: translated literature participates actively in in shaping the centre of the polysystem.
Occurs in 3 cases:
(1) When a 'young' literature is being established
(2) When a literature is 'peripheral' or 'weak'
(3) When there is a critical turning point in literary history - established models will become insufficient - or when there is a
: represents a peripheral system within the polysystem; no major influence over the central system. Translated literature thus becomes a conservative element, preserving conventional forms and conforming to the literary norms of the target culture.
Translatd Literature and its positions within a polysystem
- interaction and positioning occurs in a dynamic hierarchy that changes according to historical moment
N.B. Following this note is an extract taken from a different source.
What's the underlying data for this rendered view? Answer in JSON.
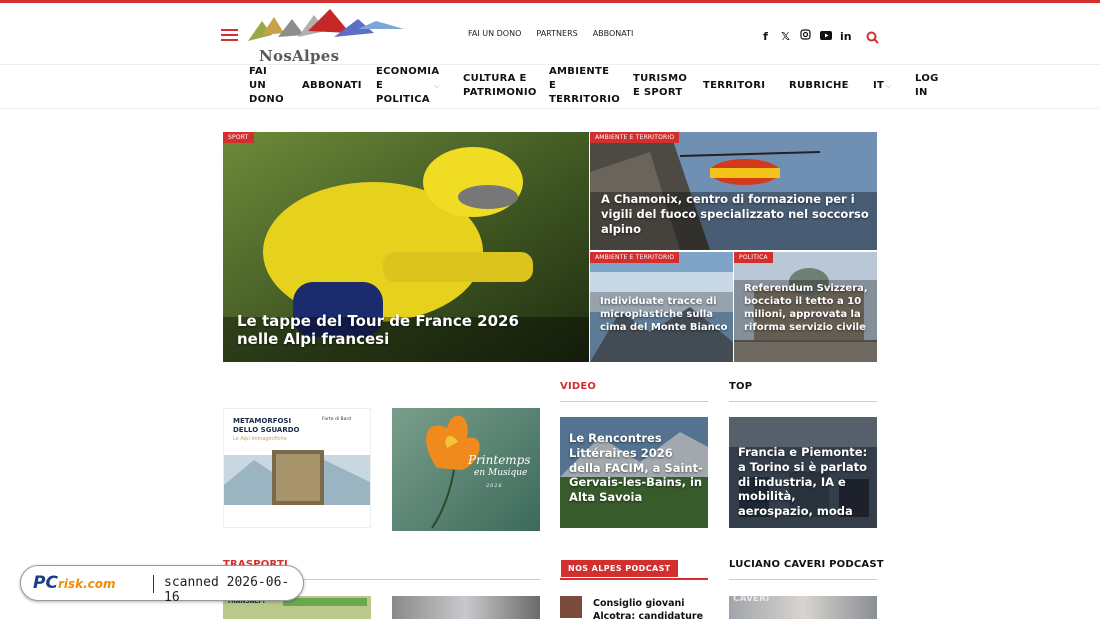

- position of translated literature is not fixed either: primary or secondary
Even-Zohar suggests that the position occupied by TL in the system conditions the translation strategy:
Primary: translators feel less constrained to follow target literature models, more creative, prepared to break conventions more freely.
Secondary: translators tend to use existing target-culture models for the target text, and produce more 'non-adequate' translations (See Toury's three-phase methodology for systematic descriptive translation studies)
Criticism from the field
Antoine Berman condemns Even-Zohar's proposition that translated literature generally occupies a role of secondary importance in the target culture, because then, it "downplays [translated literature's] creative and formative aspect" (Hermans, 1999, p.154), and argues that translated literature remains a separate entity within the target culture.
Susan Bassnett critiques Even-Zohar's description of target literature as 'young', 'weak' or its description as 'vacuum' are higly subjective, and thus questions the abstract nature of the theory, which tends to neglect concrete examples. (Bassnett & Lefevere, 1998, p.127)
Edwin Gentzler notes that there might be an overgeneralization to 'universal laws' based on relatively little evidence, which could be due to Even-Zohar's over-reliance on the Russian Formalists of the 1920s. He additionally critiques the theory's tendency to focus on the abstract model rather than the concrete constraints placed on texts and translators.
Translated literature acts as a system in at least two ways:
(1) in the way the target language(s) choose(s) works for translation
(2) in the way translation methodology varies according to the influence(s) of other systems
Translated literature is "not only [...] an integral system within any literary polysystem but as a most active system within it" (163).
A Polysystem functions as a system based on the relationships between a series of opposites which include: canonized (high) and non-canonized (low) forms, centre and periphery, primary (innovative) and secondary (stagnant) models, as well as source text and target text, translated and non-translated texts.
Key idea: continual repositioning of genres in relation to each other, continual shifting between power relations, which allows for the dynamic nature of literature.
Literary work is not studied in isolation, but rather in relation with other texts from a literary system.
Literary system: system of functions of the literary order, which are in continual interrelationship with other orders
Novelty of Even-Zohar: considers previously disregarded sub-genres of literature (children literature, thrillers, and the entire spectrum of translated literature) as part of the literary system
Emphasizes the fact that translated literature operate as a system in itself